One very small study involving four patients from China suggests that some recovered patients may still be virus carriers.
“They’ve been screening patients after they recover to see how long they’re shedding some of the genetic material that’s very specific to the new coronavirus,” said Dr. Thomas Russo, an infectious disease expert with the University at Buffalo Jacobs School of Medicine and Biomedical Sciences.
Russo tells News 4 that researchers are discovering that even after people have recovered, there’s still a footprint, and that the virus’ genetic material is present for days, and in some instances as much as weeks afterwards.
“So, what the practical implications are, and we still don’t know a 100 percent for sure if this is live viable virus. But I think it likely will be the case,” Russo said. “And this means that when someone recovers, they potentially, and I think the key word here is potentially, could be infectious and transmit the virus to other individuals.”
For example, a research letter published in the Journal of the American Medical Association last month involving COVID-19 patients in China, suggests a “proportion of recovered patients still may be virus carriers.”
“The study was limited to a small number of patients with mild or moderate infections,” the paper stated.
“People are generally looking at three, four, five patients on that order of magnitude,” Russo explained.
He says more careful testing and research needs to be done to determine the true implications. In other words, how long could this particular virus be shed in an infectious form.
“And that information will be critical for us then being able to give the proper advice to minimize transmission and subsequent infections,” Russo said.

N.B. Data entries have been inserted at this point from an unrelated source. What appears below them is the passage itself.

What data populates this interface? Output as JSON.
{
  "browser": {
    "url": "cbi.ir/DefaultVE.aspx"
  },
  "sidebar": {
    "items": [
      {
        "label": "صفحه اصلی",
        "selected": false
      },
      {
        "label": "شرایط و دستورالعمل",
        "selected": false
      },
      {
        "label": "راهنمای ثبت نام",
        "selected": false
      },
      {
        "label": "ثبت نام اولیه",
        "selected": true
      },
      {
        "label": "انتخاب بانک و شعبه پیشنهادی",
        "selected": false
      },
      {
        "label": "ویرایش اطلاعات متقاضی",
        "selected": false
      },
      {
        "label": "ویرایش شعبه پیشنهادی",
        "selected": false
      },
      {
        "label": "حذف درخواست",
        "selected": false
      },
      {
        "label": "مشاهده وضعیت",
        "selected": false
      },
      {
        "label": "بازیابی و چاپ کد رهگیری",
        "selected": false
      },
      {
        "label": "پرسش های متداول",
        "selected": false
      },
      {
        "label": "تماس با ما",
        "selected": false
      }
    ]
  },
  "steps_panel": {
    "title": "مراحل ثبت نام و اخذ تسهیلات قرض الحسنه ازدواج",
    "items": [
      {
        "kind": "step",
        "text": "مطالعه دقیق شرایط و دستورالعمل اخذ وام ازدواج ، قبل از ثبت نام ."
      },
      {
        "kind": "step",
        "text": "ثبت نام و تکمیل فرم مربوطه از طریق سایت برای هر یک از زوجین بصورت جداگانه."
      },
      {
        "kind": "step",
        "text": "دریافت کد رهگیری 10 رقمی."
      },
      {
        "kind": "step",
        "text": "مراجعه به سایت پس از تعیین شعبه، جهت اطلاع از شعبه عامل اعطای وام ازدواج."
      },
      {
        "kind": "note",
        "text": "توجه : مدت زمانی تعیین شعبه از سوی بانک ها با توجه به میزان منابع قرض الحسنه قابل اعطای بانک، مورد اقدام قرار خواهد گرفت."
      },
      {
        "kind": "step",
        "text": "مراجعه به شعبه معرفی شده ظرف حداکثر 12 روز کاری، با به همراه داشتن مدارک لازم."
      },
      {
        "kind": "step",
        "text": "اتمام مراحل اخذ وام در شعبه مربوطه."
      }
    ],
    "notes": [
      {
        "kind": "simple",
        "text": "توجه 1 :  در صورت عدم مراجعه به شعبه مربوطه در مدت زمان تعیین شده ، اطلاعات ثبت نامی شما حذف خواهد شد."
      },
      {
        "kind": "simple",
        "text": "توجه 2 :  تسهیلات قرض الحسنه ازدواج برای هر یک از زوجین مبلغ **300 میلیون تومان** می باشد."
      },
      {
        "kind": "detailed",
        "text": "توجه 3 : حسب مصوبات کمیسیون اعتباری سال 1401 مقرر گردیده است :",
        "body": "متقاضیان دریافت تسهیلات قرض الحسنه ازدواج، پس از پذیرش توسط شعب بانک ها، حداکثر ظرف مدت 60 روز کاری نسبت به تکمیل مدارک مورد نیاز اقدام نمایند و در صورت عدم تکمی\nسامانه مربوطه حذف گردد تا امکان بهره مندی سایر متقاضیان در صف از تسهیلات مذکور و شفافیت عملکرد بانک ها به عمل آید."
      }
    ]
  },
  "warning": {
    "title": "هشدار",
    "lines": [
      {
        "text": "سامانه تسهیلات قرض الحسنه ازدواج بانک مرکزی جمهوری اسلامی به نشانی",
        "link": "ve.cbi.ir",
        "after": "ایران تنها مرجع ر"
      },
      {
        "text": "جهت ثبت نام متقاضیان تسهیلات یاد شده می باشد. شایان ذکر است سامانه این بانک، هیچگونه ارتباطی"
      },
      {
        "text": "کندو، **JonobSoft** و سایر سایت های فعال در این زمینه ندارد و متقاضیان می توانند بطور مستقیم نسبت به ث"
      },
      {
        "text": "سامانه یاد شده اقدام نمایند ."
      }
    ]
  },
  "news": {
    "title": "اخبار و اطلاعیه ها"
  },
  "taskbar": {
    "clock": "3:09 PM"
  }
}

According to the research letter, “After hospital discharge or discontinuation of quarantine, the patients were asked to continue the quarantine protocol at home for 5 days. The RT-PCR tests were repeated 5 to 13 days later and all were positive. All patients had 3 repeat RT-PCR tests performed over the next 4 to 5 days and all were positive. An additional RT-PCR test was performed using a kit from a different manufacturer and the results were also positive for all patients. The patients continued to be asymptomatic by clinician examination and chest CT findings showed no change from previous images. They did not report contact with any person with respiratory symptoms. No family member was infected.”
There’s been talk and speculation about the possibility of reinfection. Russo says this is a question that really remains unclear.
“Our hope is that once you’re infected with this virus, you’ll develop protective immunity. And that immunity in a perfect world will last a lifetime. But this is something that we’re going to have to study and see,” Russo said.
He says even if infected patients don’t get durable or lifetime immunity, the hope is that the development of a vaccine could be used to boost immunity to protect people in the future.